* _Work required_
Which lines in the listing below contain the word "Resources"? Copy each one.

* _Task inputs_
──────────────────────────────

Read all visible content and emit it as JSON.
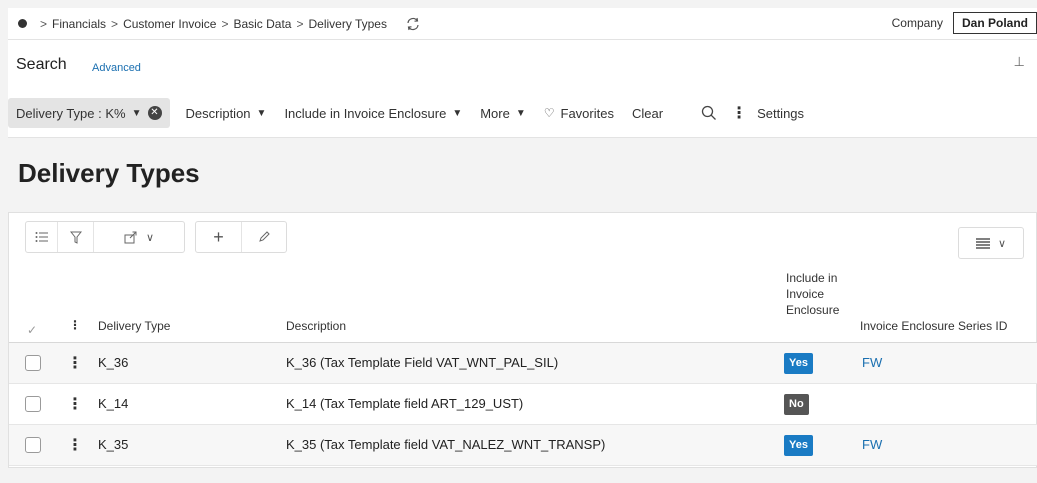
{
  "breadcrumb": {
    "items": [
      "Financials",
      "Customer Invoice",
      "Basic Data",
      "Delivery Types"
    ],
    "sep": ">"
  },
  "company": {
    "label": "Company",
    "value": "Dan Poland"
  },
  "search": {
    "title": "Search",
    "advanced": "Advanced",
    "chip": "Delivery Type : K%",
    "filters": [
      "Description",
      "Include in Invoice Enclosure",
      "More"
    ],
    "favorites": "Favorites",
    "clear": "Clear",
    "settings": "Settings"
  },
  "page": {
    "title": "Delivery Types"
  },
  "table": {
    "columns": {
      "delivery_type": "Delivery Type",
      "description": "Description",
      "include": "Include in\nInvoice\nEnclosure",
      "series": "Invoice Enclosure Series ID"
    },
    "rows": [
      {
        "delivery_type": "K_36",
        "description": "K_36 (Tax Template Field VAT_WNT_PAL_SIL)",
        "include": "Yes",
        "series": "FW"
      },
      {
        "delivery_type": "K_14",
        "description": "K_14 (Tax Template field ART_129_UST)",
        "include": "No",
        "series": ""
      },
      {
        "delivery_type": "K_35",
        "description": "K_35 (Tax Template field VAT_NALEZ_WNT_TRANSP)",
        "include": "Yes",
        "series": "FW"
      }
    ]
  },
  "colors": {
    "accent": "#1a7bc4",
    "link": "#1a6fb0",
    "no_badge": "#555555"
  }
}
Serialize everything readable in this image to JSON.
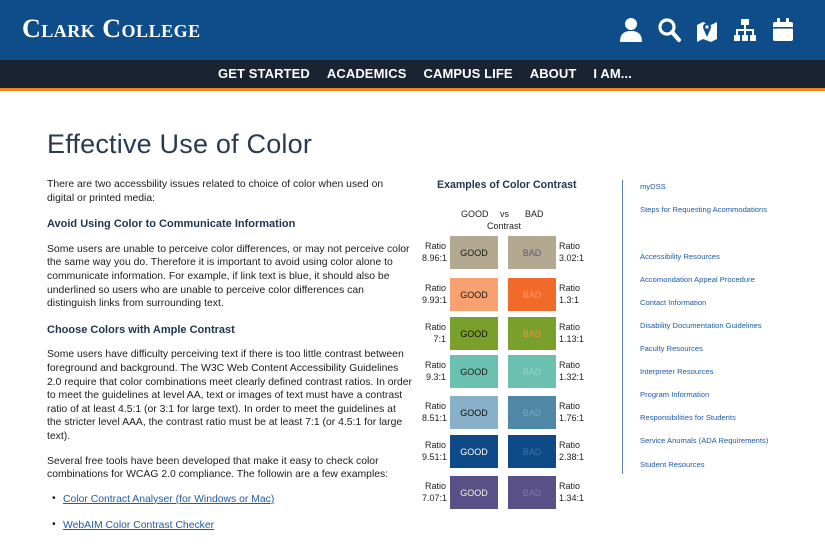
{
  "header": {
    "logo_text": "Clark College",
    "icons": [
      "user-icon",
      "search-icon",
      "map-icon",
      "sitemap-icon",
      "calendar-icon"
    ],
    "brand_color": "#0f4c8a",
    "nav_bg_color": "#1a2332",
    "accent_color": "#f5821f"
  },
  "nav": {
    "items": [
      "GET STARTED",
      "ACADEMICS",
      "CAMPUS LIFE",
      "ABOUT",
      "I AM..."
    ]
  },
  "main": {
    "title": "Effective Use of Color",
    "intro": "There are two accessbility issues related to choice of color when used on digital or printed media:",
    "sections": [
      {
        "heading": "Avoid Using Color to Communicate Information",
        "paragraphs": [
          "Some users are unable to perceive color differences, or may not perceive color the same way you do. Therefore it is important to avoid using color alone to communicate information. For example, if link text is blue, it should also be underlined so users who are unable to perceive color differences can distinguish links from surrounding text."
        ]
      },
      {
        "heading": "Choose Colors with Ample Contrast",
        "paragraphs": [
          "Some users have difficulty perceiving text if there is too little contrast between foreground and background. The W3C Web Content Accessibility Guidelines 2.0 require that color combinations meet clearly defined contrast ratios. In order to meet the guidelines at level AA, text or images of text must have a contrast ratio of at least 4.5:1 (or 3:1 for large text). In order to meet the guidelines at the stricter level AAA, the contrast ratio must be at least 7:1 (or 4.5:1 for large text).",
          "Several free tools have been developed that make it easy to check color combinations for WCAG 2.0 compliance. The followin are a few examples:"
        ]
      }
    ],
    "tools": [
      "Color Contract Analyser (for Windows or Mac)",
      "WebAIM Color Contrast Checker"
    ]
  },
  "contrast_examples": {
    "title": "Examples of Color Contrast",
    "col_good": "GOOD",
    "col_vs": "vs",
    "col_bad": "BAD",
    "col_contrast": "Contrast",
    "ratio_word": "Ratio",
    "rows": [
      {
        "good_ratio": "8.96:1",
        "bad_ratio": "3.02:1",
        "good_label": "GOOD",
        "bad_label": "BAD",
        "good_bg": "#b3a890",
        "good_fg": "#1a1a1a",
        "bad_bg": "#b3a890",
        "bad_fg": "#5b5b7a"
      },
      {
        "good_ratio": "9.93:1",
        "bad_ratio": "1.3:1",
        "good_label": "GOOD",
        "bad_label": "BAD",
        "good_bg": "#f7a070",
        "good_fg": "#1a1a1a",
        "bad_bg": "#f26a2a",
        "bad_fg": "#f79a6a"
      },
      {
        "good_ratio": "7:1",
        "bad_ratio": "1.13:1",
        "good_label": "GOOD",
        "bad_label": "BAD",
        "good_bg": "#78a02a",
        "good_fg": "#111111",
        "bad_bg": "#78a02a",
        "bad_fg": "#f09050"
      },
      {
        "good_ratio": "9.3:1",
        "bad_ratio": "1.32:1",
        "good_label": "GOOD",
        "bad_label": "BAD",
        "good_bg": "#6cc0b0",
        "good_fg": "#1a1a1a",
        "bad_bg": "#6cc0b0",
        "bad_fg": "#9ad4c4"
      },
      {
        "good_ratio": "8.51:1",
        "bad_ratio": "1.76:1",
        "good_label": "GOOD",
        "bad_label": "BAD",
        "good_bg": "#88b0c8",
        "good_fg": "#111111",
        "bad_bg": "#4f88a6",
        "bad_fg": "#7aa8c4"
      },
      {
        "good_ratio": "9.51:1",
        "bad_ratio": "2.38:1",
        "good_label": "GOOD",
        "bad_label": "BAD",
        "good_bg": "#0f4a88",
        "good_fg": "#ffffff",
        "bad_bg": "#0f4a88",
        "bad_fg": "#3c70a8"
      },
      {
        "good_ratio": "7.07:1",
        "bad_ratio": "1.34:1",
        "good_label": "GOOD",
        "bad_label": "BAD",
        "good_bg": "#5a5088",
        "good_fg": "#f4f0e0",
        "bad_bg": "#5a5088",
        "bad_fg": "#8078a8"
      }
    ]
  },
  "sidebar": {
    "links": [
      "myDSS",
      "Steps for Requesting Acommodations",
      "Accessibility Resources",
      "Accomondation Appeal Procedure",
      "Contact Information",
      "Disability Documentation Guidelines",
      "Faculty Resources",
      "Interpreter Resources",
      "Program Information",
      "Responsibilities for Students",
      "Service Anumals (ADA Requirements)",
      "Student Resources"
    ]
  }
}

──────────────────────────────

* _Answer to this exercise_
      "Accessibility Resources",
      "Faculty Resources",
      "Interpreter Resources",
      "Student Resources"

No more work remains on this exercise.